(Exercise objective): Whenever a line in the records below holds the string "time", copy it out.

(Extracted entries):
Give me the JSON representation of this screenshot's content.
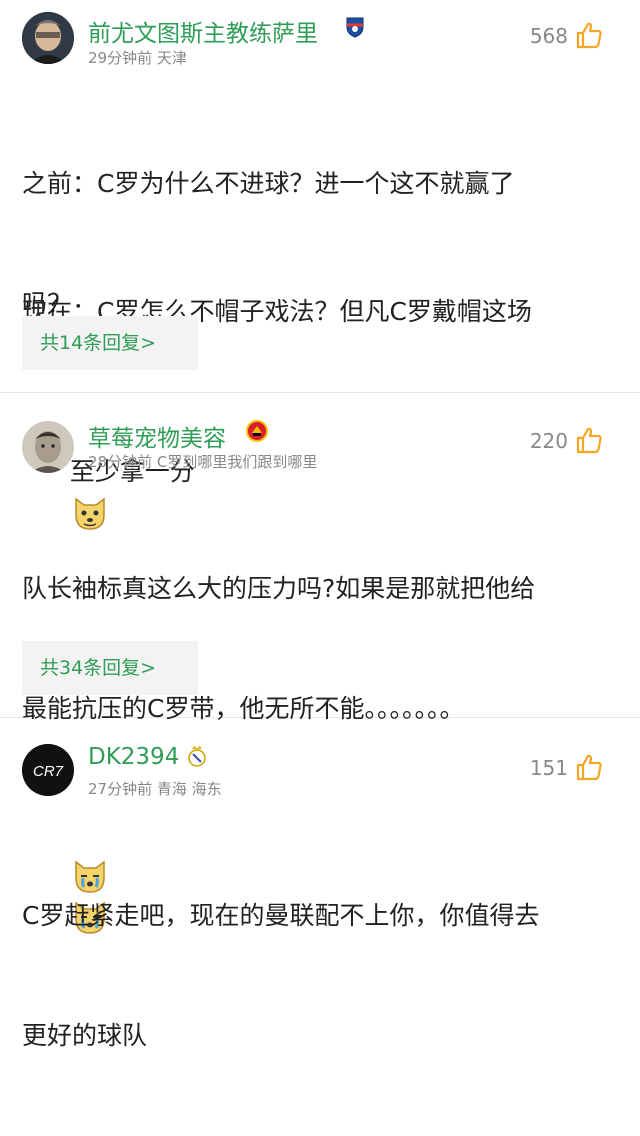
{
  "comments": [
    {
      "username": "前尤文图斯主教练萨里",
      "time": "29分钟前",
      "location": "天津",
      "likes": "568",
      "line1": "之前：C罗为什么不进球？进一个这不就赢了",
      "line2": "吗？",
      "line3": "现在：C罗怎么不帽子戏法？但凡C罗戴帽这场",
      "line4": "至少拿一分",
      "replies": "共14条回复>"
    },
    {
      "username": "草莓宠物美容",
      "time": "28分钟前",
      "location": "C罗到哪里我们跟到哪里",
      "likes": "220",
      "line1": "队长袖标真这么大的压力吗?如果是那就把他给",
      "line2": "最能抗压的C罗带，他无所不能。。。。。。。",
      "replies": "共34条回复>"
    },
    {
      "username": "DK2394",
      "time": "27分钟前",
      "location": "青海 海东",
      "likes": "151",
      "avatar_text": "CR7",
      "line1": "C罗赶紧走吧，现在的曼联配不上你，你值得去",
      "line2": "更好的球队"
    }
  ],
  "colors": {
    "username": "#2f9d57",
    "meta": "#888888",
    "accent_like": "#f5a623"
  },
  "icons": [
    "thumbs-up-icon",
    "team-badge-icon",
    "man-utd-badge-icon",
    "real-madrid-badge-icon",
    "dog-emoji-icon",
    "crying-dog-emoji-icon"
  ]
}
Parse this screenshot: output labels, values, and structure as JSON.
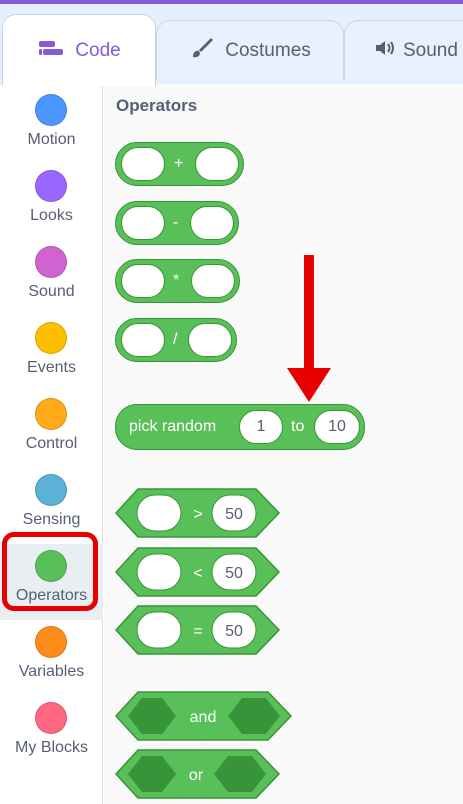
{
  "tabs": [
    {
      "label": "Code",
      "icon": "code-icon",
      "active": true
    },
    {
      "label": "Costumes",
      "icon": "brush-icon",
      "active": false
    },
    {
      "label": "Sound",
      "icon": "speaker-icon",
      "active": false
    }
  ],
  "categories": [
    {
      "label": "Motion",
      "color": "#4c97ff"
    },
    {
      "label": "Looks",
      "color": "#9966ff"
    },
    {
      "label": "Sound",
      "color": "#cf63cf"
    },
    {
      "label": "Events",
      "color": "#ffbf00"
    },
    {
      "label": "Control",
      "color": "#ffab19"
    },
    {
      "label": "Sensing",
      "color": "#5cb1d6"
    },
    {
      "label": "Operators",
      "color": "#59c059",
      "selected": true
    },
    {
      "label": "Variables",
      "color": "#ff8c1a"
    },
    {
      "label": "My Blocks",
      "color": "#ff6680"
    }
  ],
  "palette": {
    "section_title": "Operators",
    "operator_color": "#59c059",
    "arith_blocks": [
      {
        "op": "+"
      },
      {
        "op": "-"
      },
      {
        "op": "*"
      },
      {
        "op": "/"
      }
    ],
    "random_block": {
      "label": "pick random",
      "from": "1",
      "to_label": "to",
      "to": "10"
    },
    "compare_blocks": [
      {
        "op": ">",
        "value": "50"
      },
      {
        "op": "<",
        "value": "50"
      },
      {
        "op": "=",
        "value": "50"
      }
    ],
    "bool_blocks": [
      {
        "label": "and"
      },
      {
        "label": "or"
      }
    ]
  },
  "annotations": {
    "arrow_color": "#e60000",
    "highlight_color": "#e60000"
  }
}
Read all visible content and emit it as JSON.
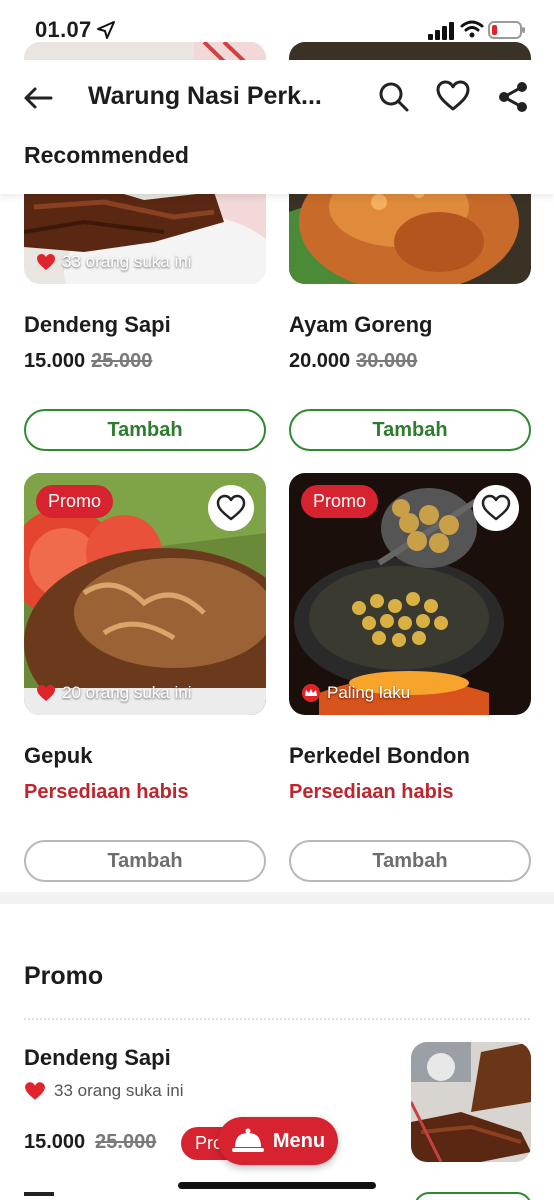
{
  "status": {
    "time": "01.07"
  },
  "header": {
    "title": "Warung Nasi Perk...",
    "section": "Recommended"
  },
  "cards": [
    {
      "name": "Dendeng Sapi",
      "price": "15.000",
      "old_price": "25.000",
      "likes": "33 orang suka ini",
      "button": "Tambah"
    },
    {
      "name": "Ayam Goreng",
      "price": "20.000",
      "old_price": "30.000",
      "button": "Tambah"
    },
    {
      "name": "Gepuk",
      "tag": "Promo",
      "likes": "20 orang suka ini",
      "status": "Persediaan habis",
      "button": "Tambah"
    },
    {
      "name": "Perkedel Bondon",
      "tag": "Promo",
      "badge": "Paling laku",
      "status": "Persediaan habis",
      "button": "Tambah"
    }
  ],
  "promo_section": {
    "title": "Promo",
    "item": {
      "name": "Dendeng Sapi",
      "likes": "33 orang suka ini",
      "price": "15.000",
      "old_price": "25.000",
      "tag": "Promo"
    }
  },
  "fab": {
    "label": "Menu"
  },
  "colors": {
    "accent_red": "#d7232f",
    "accent_green": "#2e8a2e"
  }
}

(Exercise result):
      "time": "29分钟前",
      "time": "28分钟前",
      "time": "27分钟前",
    "time": "01.07"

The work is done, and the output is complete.